When it comes to Pomerol, I think anyone with more than a passing interest in the wines soon learns that it is being on the plateau that counts. If your vines are placed very close to the centre, like those of Petrus, Château Lafleur or Château L’Église-Clinet it is easy to see and believe that the wines might just be some of the commune’s finest. Similarly, with those châteaux on the more sandy soils, along the top of Libourne or to the west of the D1089, it is not hard to see that these estates could be regarded as having something of a disadvantage.

Where the situation becomes more complex is with those estates that sit somewhere between these two camps, teetering on the edge of the plateau, or located on the lower parts of the slope, nowhere near the summit of clay enjoyed by Petrus, but not down on the lower sections either. Château la Grave à Pomerol is perhaps a case in point; it sits on the ‘right’ side of the D1089, across the road (more or less) from Château La Croix Taillefer, but it is still very close to the slope. In this profile I explore the vineyards, uncovering their potential, and I also look at the wines of this Pomerol estate. To begin, though, I look at its history, which requires us to first look back to the noble Trigant de Boisset family in the late-18th century.

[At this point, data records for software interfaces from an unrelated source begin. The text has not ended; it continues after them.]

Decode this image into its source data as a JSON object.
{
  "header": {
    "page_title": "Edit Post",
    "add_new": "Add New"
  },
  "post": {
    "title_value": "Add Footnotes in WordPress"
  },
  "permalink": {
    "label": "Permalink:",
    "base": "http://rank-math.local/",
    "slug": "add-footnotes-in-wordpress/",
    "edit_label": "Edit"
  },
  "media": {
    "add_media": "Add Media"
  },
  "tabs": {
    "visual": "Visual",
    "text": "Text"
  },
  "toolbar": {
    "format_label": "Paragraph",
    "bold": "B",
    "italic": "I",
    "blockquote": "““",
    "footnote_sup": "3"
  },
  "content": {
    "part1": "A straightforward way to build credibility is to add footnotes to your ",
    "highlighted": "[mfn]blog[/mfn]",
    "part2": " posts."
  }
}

Origins

Although there is no firm date for the beginning of the history of Château La Grave à Pomerol, some elements of the story are known, or at least seemingly accepted by all. Writing in Pomerol (Jacques Legrand SA, 1984), Bernard Ginestet states that this cru was originally named simply as La Grave, an obvious reference to the gravelly soils which can be found even lower down on the Pomerol plateau it seems. Tantalisingly, in his Histoire de Pomerol (Imprimerie Libournaise, 1946), Jean-André Garde mentions Lagrave as one of several French surnames originating in (or at least intrinsically connected to) Pomerol, the obvious inference being that the name originated with a gravelly lieu-dit, nevertheless I have found no record linking a family of that name to this estate.

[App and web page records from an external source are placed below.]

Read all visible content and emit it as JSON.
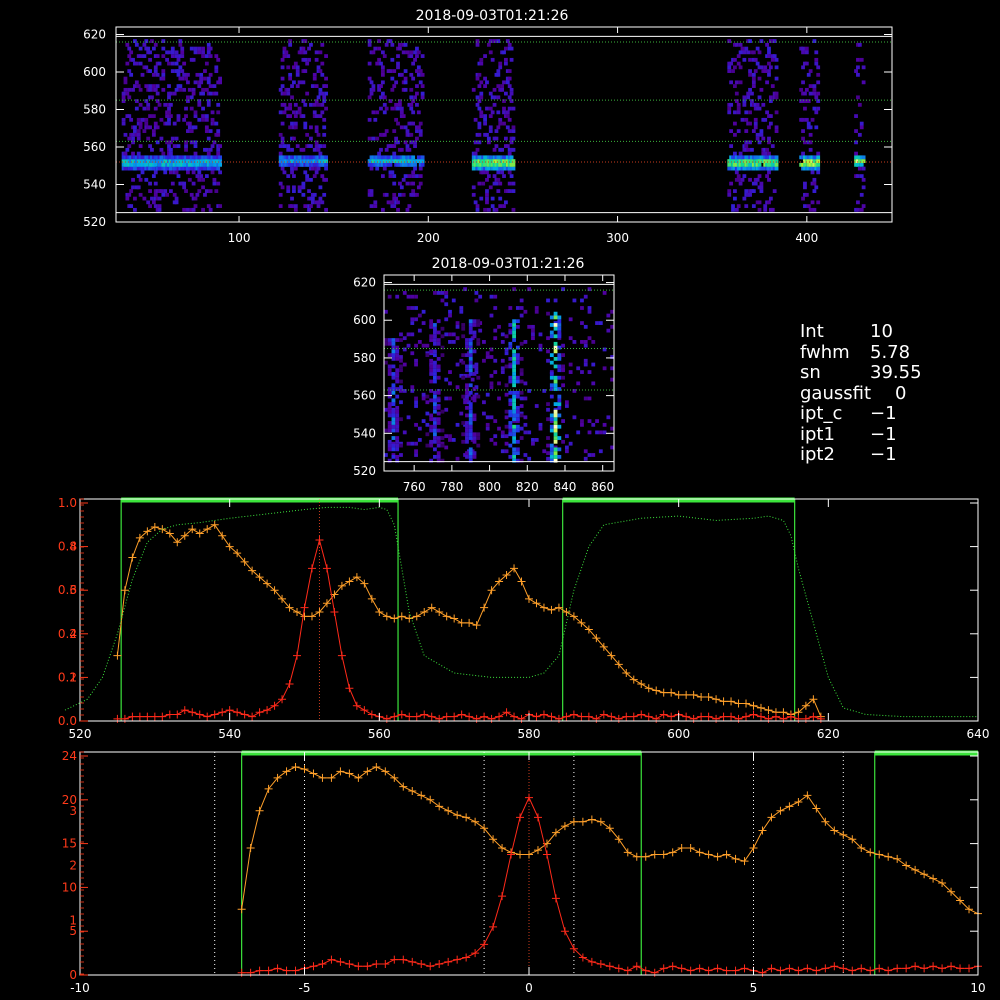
{
  "timestamp_top": "2018-09-03T01:21:26",
  "timestamp_mid": "2018-09-03T01:21:26",
  "info": [
    {
      "key": "Int",
      "value": "10"
    },
    {
      "key": "fwhm",
      "value": "5.78"
    },
    {
      "key": "sn",
      "value": "39.55"
    },
    {
      "key": "gaussfit",
      "value": "0"
    },
    {
      "key": "ipt_c",
      "value": "−1"
    },
    {
      "key": "ipt1",
      "value": "−1"
    },
    {
      "key": "ipt2",
      "value": "−1"
    }
  ],
  "chart_data": [
    {
      "type": "heatmap",
      "title": "2018-09-03T01:21:26",
      "xlim": [
        35,
        445
      ],
      "ylim": [
        520,
        624
      ],
      "xticks": [
        100,
        200,
        300,
        400
      ],
      "yticks": [
        520,
        540,
        560,
        580,
        600,
        620
      ],
      "hlines": [
        {
          "y": 552,
          "color": "#c83c1e"
        },
        {
          "y": 525,
          "color": "#ffffff"
        },
        {
          "y": 619,
          "color": "#ffffff"
        },
        {
          "y": 563,
          "color": "#3cb43c"
        },
        {
          "y": 585,
          "color": "#3cb43c"
        },
        {
          "y": 616,
          "color": "#3cb43c"
        }
      ],
      "bands": [
        {
          "x0": 38,
          "x1": 90,
          "center": 551,
          "intensity": 0.6
        },
        {
          "x0": 121,
          "x1": 146,
          "center": 552,
          "intensity": 0.5
        },
        {
          "x0": 168,
          "x1": 197,
          "center": 552,
          "intensity": 0.55
        },
        {
          "x0": 223,
          "x1": 245,
          "center": 551,
          "intensity": 0.85
        },
        {
          "x0": 358,
          "x1": 384,
          "center": 551,
          "intensity": 0.8
        },
        {
          "x0": 396,
          "x1": 406,
          "center": 551,
          "intensity": 0.9
        },
        {
          "x0": 425,
          "x1": 430,
          "center": 552,
          "intensity": 0.8
        }
      ]
    },
    {
      "type": "heatmap",
      "title": "2018-09-03T01:21:26",
      "xlim": [
        744,
        866
      ],
      "ylim": [
        520,
        624
      ],
      "xticks": [
        760,
        780,
        800,
        820,
        840,
        860
      ],
      "yticks": [
        520,
        540,
        560,
        580,
        600,
        620
      ],
      "hlines": [
        {
          "y": 525,
          "color": "#ffffff"
        },
        {
          "y": 619,
          "color": "#ffffff"
        },
        {
          "y": 563,
          "color": "#3cb43c"
        },
        {
          "y": 585,
          "color": "#3cb43c"
        },
        {
          "y": 616,
          "color": "#3cb43c"
        }
      ],
      "streaks": [
        {
          "x": 748,
          "y0": 525,
          "y1": 590,
          "intensity": 0.5
        },
        {
          "x": 770,
          "y0": 525,
          "y1": 600,
          "intensity": 0.45
        },
        {
          "x": 789,
          "y0": 525,
          "y1": 600,
          "intensity": 0.5
        },
        {
          "x": 812,
          "y0": 525,
          "y1": 600,
          "intensity": 0.7
        },
        {
          "x": 834,
          "y0": 525,
          "y1": 605,
          "intensity": 0.95
        }
      ]
    },
    {
      "type": "line",
      "xlim": [
        520,
        640
      ],
      "xticks": [
        520,
        540,
        560,
        580,
        600,
        620,
        640
      ],
      "yticks_left": [
        "0.0",
        "0.2",
        "0.4",
        "0.6",
        "0.8",
        "1.0"
      ],
      "yticks_left2": [
        "1",
        "2",
        "3",
        "4"
      ],
      "series": [
        {
          "color": "#ffa02a",
          "x": [
            525,
            526,
            527,
            528,
            529,
            530,
            531,
            532,
            533,
            534,
            535,
            536,
            537,
            538,
            539,
            540,
            541,
            542,
            543,
            544,
            545,
            546,
            547,
            548,
            549,
            550,
            551,
            552,
            553,
            554,
            555,
            556,
            557,
            558,
            559,
            560,
            561,
            562,
            563,
            564,
            565,
            566,
            567,
            568,
            569,
            570,
            571,
            572,
            573,
            574,
            575,
            576,
            577,
            578,
            579,
            580,
            581,
            582,
            583,
            584,
            585,
            586,
            587,
            588,
            589,
            590,
            591,
            592,
            593,
            594,
            595,
            596,
            597,
            598,
            599,
            600,
            601,
            602,
            603,
            604,
            605,
            606,
            607,
            608,
            609,
            610,
            611,
            612,
            613,
            614,
            615,
            616,
            617,
            618,
            619
          ],
          "y": [
            0.3,
            0.6,
            0.75,
            0.84,
            0.87,
            0.89,
            0.88,
            0.86,
            0.82,
            0.85,
            0.88,
            0.86,
            0.88,
            0.9,
            0.85,
            0.8,
            0.77,
            0.73,
            0.69,
            0.66,
            0.63,
            0.6,
            0.56,
            0.52,
            0.5,
            0.48,
            0.48,
            0.5,
            0.54,
            0.58,
            0.62,
            0.64,
            0.66,
            0.63,
            0.56,
            0.5,
            0.48,
            0.47,
            0.48,
            0.47,
            0.48,
            0.5,
            0.52,
            0.5,
            0.48,
            0.47,
            0.45,
            0.45,
            0.44,
            0.52,
            0.6,
            0.64,
            0.67,
            0.7,
            0.64,
            0.56,
            0.54,
            0.52,
            0.51,
            0.52,
            0.5,
            0.48,
            0.45,
            0.42,
            0.38,
            0.34,
            0.3,
            0.26,
            0.22,
            0.19,
            0.17,
            0.15,
            0.14,
            0.13,
            0.13,
            0.12,
            0.12,
            0.12,
            0.11,
            0.11,
            0.1,
            0.09,
            0.09,
            0.08,
            0.08,
            0.07,
            0.06,
            0.05,
            0.04,
            0.04,
            0.03,
            0.04,
            0.07,
            0.1,
            0.02
          ]
        },
        {
          "color": "#ff2a1a",
          "x": [
            525,
            526,
            527,
            528,
            529,
            530,
            531,
            532,
            533,
            534,
            535,
            536,
            537,
            538,
            539,
            540,
            541,
            542,
            543,
            544,
            545,
            546,
            547,
            548,
            549,
            550,
            551,
            552,
            553,
            554,
            555,
            556,
            557,
            558,
            559,
            560,
            561,
            562,
            563,
            564,
            565,
            566,
            567,
            568,
            569,
            570,
            571,
            572,
            573,
            574,
            575,
            576,
            577,
            578,
            579,
            580,
            581,
            582,
            583,
            584,
            585,
            586,
            587,
            588,
            589,
            590,
            591,
            592,
            593,
            594,
            595,
            596,
            597,
            598,
            599,
            600,
            601,
            602,
            603,
            604,
            605,
            606,
            607,
            608,
            609,
            610,
            611,
            612,
            613,
            614,
            615,
            616,
            617,
            618,
            619
          ],
          "y": [
            0.01,
            0.01,
            0.02,
            0.02,
            0.02,
            0.02,
            0.02,
            0.03,
            0.03,
            0.05,
            0.04,
            0.03,
            0.02,
            0.03,
            0.04,
            0.05,
            0.04,
            0.03,
            0.02,
            0.04,
            0.05,
            0.07,
            0.1,
            0.17,
            0.3,
            0.52,
            0.7,
            0.83,
            0.7,
            0.5,
            0.3,
            0.15,
            0.07,
            0.05,
            0.03,
            0.02,
            0.01,
            0.02,
            0.03,
            0.02,
            0.02,
            0.03,
            0.02,
            0.01,
            0.02,
            0.02,
            0.03,
            0.02,
            0.01,
            0.02,
            0.01,
            0.02,
            0.04,
            0.02,
            0.01,
            0.03,
            0.02,
            0.03,
            0.02,
            0.01,
            0.02,
            0.03,
            0.02,
            0.02,
            0.01,
            0.03,
            0.02,
            0.01,
            0.02,
            0.02,
            0.03,
            0.02,
            0.01,
            0.03,
            0.02,
            0.03,
            0.02,
            0.01,
            0.02,
            0.02,
            0.01,
            0.02,
            0.02,
            0.01,
            0.02,
            0.03,
            0.02,
            0.01,
            0.02,
            0.01,
            0.02,
            0.01,
            0.01,
            0.02,
            0.01
          ]
        },
        {
          "color": "#3ce43c",
          "dotted": true,
          "x": [
            518,
            521,
            523,
            525,
            527,
            529,
            531,
            533,
            536,
            540,
            545,
            550,
            553,
            556,
            558,
            560,
            561,
            562,
            563,
            564,
            566,
            570,
            575,
            580,
            582,
            584,
            585,
            586,
            588,
            590,
            595,
            600,
            605,
            610,
            612,
            614,
            615,
            616,
            618,
            620,
            622,
            625,
            630,
            635,
            640
          ],
          "y": [
            0.05,
            0.1,
            0.2,
            0.4,
            0.65,
            0.82,
            0.88,
            0.9,
            0.91,
            0.93,
            0.95,
            0.97,
            0.98,
            0.98,
            0.97,
            0.98,
            0.97,
            0.9,
            0.7,
            0.5,
            0.3,
            0.22,
            0.2,
            0.2,
            0.22,
            0.3,
            0.45,
            0.6,
            0.8,
            0.9,
            0.93,
            0.94,
            0.92,
            0.93,
            0.94,
            0.92,
            0.85,
            0.7,
            0.45,
            0.2,
            0.06,
            0.03,
            0.02,
            0.02,
            0.02
          ]
        }
      ],
      "filter_bands": [
        [
          525.5,
          562.5
        ],
        [
          584.5,
          615.5
        ]
      ],
      "center_line": 552
    },
    {
      "type": "line",
      "xlim": [
        -10,
        10
      ],
      "xticks": [
        -10,
        -5,
        0,
        5,
        10
      ],
      "yticks_left": [
        "0",
        "5",
        "10",
        "15",
        "20",
        "24"
      ],
      "yticks_left2": [
        "1",
        "2",
        "3"
      ],
      "series": [
        {
          "color": "#ffa02a",
          "x": [
            -6.4,
            -6.2,
            -6.0,
            -5.8,
            -5.6,
            -5.4,
            -5.2,
            -5.0,
            -4.8,
            -4.6,
            -4.4,
            -4.2,
            -4.0,
            -3.8,
            -3.6,
            -3.4,
            -3.2,
            -3.0,
            -2.8,
            -2.6,
            -2.4,
            -2.2,
            -2.0,
            -1.8,
            -1.6,
            -1.4,
            -1.2,
            -1.0,
            -0.8,
            -0.6,
            -0.4,
            -0.2,
            0.0,
            0.2,
            0.4,
            0.6,
            0.8,
            1.0,
            1.2,
            1.4,
            1.6,
            1.8,
            2.0,
            2.2,
            2.4,
            2.6,
            2.8,
            3.0,
            3.2,
            3.4,
            3.6,
            3.8,
            4.0,
            4.2,
            4.4,
            4.6,
            4.8,
            5.0,
            5.2,
            5.4,
            5.6,
            5.8,
            6.0,
            6.2,
            6.4,
            6.6,
            6.8,
            7.0,
            7.2,
            7.4,
            7.6,
            7.8,
            8.0,
            8.2,
            8.4,
            8.6,
            8.8,
            9.0,
            9.2,
            9.4,
            9.6,
            9.8,
            10.0
          ],
          "y": [
            0.3,
            0.58,
            0.75,
            0.85,
            0.9,
            0.93,
            0.95,
            0.94,
            0.92,
            0.9,
            0.9,
            0.93,
            0.92,
            0.9,
            0.93,
            0.95,
            0.93,
            0.9,
            0.86,
            0.84,
            0.82,
            0.8,
            0.77,
            0.75,
            0.73,
            0.72,
            0.7,
            0.67,
            0.62,
            0.58,
            0.56,
            0.55,
            0.55,
            0.57,
            0.6,
            0.65,
            0.68,
            0.7,
            0.7,
            0.71,
            0.7,
            0.67,
            0.62,
            0.56,
            0.54,
            0.54,
            0.55,
            0.55,
            0.56,
            0.58,
            0.58,
            0.56,
            0.55,
            0.54,
            0.55,
            0.53,
            0.52,
            0.58,
            0.66,
            0.72,
            0.75,
            0.77,
            0.79,
            0.82,
            0.76,
            0.7,
            0.66,
            0.64,
            0.62,
            0.58,
            0.56,
            0.55,
            0.54,
            0.53,
            0.5,
            0.48,
            0.46,
            0.44,
            0.42,
            0.38,
            0.34,
            0.3,
            0.28
          ]
        },
        {
          "color": "#ff2a1a",
          "x": [
            -6.4,
            -6.2,
            -6.0,
            -5.8,
            -5.6,
            -5.4,
            -5.2,
            -5.0,
            -4.8,
            -4.6,
            -4.4,
            -4.2,
            -4.0,
            -3.8,
            -3.6,
            -3.4,
            -3.2,
            -3.0,
            -2.8,
            -2.6,
            -2.4,
            -2.2,
            -2.0,
            -1.8,
            -1.6,
            -1.4,
            -1.2,
            -1.0,
            -0.8,
            -0.6,
            -0.4,
            -0.2,
            0.0,
            0.2,
            0.4,
            0.6,
            0.8,
            1.0,
            1.2,
            1.4,
            1.6,
            1.8,
            2.0,
            2.2,
            2.4,
            2.6,
            2.8,
            3.0,
            3.2,
            3.4,
            3.6,
            3.8,
            4.0,
            4.2,
            4.4,
            4.6,
            4.8,
            5.0,
            5.2,
            5.4,
            5.6,
            5.8,
            6.0,
            6.2,
            6.4,
            6.6,
            6.8,
            7.0,
            7.2,
            7.4,
            7.6,
            7.8,
            8.0,
            8.2,
            8.4,
            8.6,
            8.8,
            9.0,
            9.2,
            9.4,
            9.6,
            9.8,
            10.0
          ],
          "y": [
            0.01,
            0.01,
            0.02,
            0.02,
            0.03,
            0.02,
            0.02,
            0.03,
            0.04,
            0.05,
            0.07,
            0.06,
            0.05,
            0.04,
            0.04,
            0.05,
            0.05,
            0.07,
            0.07,
            0.06,
            0.05,
            0.04,
            0.05,
            0.06,
            0.07,
            0.08,
            0.1,
            0.14,
            0.22,
            0.36,
            0.55,
            0.72,
            0.81,
            0.72,
            0.55,
            0.35,
            0.2,
            0.12,
            0.08,
            0.06,
            0.05,
            0.04,
            0.03,
            0.02,
            0.04,
            0.02,
            0.01,
            0.03,
            0.04,
            0.03,
            0.02,
            0.03,
            0.02,
            0.03,
            0.02,
            0.02,
            0.03,
            0.02,
            0.01,
            0.03,
            0.02,
            0.03,
            0.02,
            0.03,
            0.02,
            0.03,
            0.04,
            0.03,
            0.02,
            0.03,
            0.02,
            0.03,
            0.02,
            0.03,
            0.03,
            0.04,
            0.03,
            0.04,
            0.03,
            0.04,
            0.03,
            0.03,
            0.04
          ]
        }
      ],
      "filter_bands": [
        [
          -6.4,
          2.5
        ],
        [
          7.7,
          10
        ]
      ],
      "vlines_white": [
        -7,
        -5,
        -1,
        1,
        5,
        7
      ],
      "center_line": 0
    }
  ]
}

Château La Grave à Pomerol

Indeed, the first family to have a certain association with the property are the Trigant de Boisset family, and the property carried their name for many years. Although the dates are not certain, it seems most likely that they arrived here in the late-18th or early-19th century.

Please log in to continue reading about this estate’s history, vineyards and winemaking, followed by my tasting notes and scores:


Subscribe Here
Lost Password